Materials absorb energy during laser engraving. Due to the rapidly increasing heat, the laser marked dots become larger until they overlap ('dot bleed'). This is a very important aspect of photo engraving, and needs to be carefully considered. To counter this effect, having the correct resolution is crucial.
|wood, glass, textile, stone||lower resolutions: |
125, 250, 333dpi
|acrylic, TroLase materials, paper, cardboard||moderate resolutions: |
500 - 600dpi
|stamps, metal, processing with fiber lasers||higher resolutions: |
600 - 1000dpi
Depending on the level of detail in your chosen graphic, we suggest increasing the resolution to about 600dpi, despite the 'dot bleed' that we outlined above. This will allow even the finest of details to be perfectly and optimally engraved.

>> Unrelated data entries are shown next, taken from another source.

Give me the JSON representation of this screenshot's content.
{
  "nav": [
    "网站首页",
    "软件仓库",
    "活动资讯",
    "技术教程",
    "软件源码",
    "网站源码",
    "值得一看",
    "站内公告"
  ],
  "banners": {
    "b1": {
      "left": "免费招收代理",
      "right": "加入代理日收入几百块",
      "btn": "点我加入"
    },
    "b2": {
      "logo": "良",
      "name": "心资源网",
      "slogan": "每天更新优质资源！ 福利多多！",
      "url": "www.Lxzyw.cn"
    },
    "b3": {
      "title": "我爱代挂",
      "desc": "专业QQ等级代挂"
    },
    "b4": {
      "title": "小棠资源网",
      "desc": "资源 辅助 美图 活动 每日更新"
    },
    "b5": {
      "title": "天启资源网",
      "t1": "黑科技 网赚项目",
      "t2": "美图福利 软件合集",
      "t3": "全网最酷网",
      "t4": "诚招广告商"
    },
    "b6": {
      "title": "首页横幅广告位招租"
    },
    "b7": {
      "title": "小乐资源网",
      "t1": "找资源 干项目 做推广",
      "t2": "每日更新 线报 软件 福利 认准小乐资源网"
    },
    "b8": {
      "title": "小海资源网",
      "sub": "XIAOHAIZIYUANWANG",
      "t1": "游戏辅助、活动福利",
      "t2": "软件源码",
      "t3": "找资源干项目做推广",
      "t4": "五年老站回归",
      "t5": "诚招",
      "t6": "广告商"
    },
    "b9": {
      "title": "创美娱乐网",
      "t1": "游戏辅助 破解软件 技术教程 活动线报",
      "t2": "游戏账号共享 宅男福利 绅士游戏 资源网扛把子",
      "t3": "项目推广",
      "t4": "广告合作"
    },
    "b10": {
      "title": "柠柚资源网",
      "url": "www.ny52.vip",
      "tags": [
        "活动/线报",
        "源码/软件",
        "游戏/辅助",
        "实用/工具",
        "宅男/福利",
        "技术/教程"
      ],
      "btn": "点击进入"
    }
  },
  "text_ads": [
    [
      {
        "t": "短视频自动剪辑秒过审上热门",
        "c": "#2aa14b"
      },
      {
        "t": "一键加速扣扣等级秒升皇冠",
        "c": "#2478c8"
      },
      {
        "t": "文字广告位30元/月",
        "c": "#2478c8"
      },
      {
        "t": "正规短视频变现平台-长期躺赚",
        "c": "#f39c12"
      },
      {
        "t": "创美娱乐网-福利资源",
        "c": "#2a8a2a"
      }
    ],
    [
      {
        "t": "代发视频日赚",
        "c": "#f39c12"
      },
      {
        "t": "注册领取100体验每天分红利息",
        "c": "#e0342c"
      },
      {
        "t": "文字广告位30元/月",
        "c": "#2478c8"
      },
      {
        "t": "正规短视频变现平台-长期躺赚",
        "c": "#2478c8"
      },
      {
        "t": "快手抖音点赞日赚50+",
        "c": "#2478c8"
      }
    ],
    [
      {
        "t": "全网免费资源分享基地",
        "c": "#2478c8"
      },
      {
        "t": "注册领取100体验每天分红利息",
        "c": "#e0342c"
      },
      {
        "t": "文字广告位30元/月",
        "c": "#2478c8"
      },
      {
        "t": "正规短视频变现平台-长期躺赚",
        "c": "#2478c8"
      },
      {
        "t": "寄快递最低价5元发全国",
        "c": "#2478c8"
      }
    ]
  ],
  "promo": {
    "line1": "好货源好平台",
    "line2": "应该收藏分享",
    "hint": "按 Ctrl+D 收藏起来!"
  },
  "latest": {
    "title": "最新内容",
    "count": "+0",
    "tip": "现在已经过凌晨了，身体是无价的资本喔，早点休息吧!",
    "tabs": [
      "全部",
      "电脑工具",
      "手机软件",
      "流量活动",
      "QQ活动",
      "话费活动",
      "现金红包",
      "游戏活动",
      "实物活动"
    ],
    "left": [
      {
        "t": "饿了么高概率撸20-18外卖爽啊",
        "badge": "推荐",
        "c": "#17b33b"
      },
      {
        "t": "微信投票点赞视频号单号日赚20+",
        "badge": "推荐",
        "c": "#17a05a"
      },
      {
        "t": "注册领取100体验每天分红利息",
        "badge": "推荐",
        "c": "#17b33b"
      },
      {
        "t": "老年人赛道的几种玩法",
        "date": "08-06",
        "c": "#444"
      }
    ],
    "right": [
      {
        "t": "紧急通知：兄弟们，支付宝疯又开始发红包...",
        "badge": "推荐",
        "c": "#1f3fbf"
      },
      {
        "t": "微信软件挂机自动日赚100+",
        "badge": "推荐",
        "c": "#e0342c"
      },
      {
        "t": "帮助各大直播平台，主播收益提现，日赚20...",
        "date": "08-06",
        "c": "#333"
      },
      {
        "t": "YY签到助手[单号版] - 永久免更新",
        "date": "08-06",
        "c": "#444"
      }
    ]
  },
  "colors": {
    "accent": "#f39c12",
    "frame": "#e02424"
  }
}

The higher the resolution, the more time you'll need to complete the laser engraving job. If you choose a different resolution, you may be able to save some overall engraving time. For example, with large scale engravings, we suggest choosing a lower resolution and compensate for the resulting line spacing with a higher z-offset value instead.
Consistent Results - ¼ of the Original Processing Time
Have a look at our example of how you can engrave the exact same graphic at 500dpi with the same results at 125dpi in just ¼ of the time:
|Speedy 360, 80 Watt, P=65%, v=50%|
|Resolution||125 dpi||250 dpi||333 dpi||500 dpi|
|z-Offset||+12 mm||+12 mm||+9 mm||+6 mm|
EXCEPT FOR: Laser Engraving Rubber Stamps:
In the case of rubber stamps, a higher resolution can increase the energy density during engraving. If a stamp is engraved at 500dpi, the engraving speed needs to be reduced to reach the recommended engraving depth of 1.1mm. So, engraving can be quicker at a resolution of 1,000dpi and save you some time overall, despite the high resolution.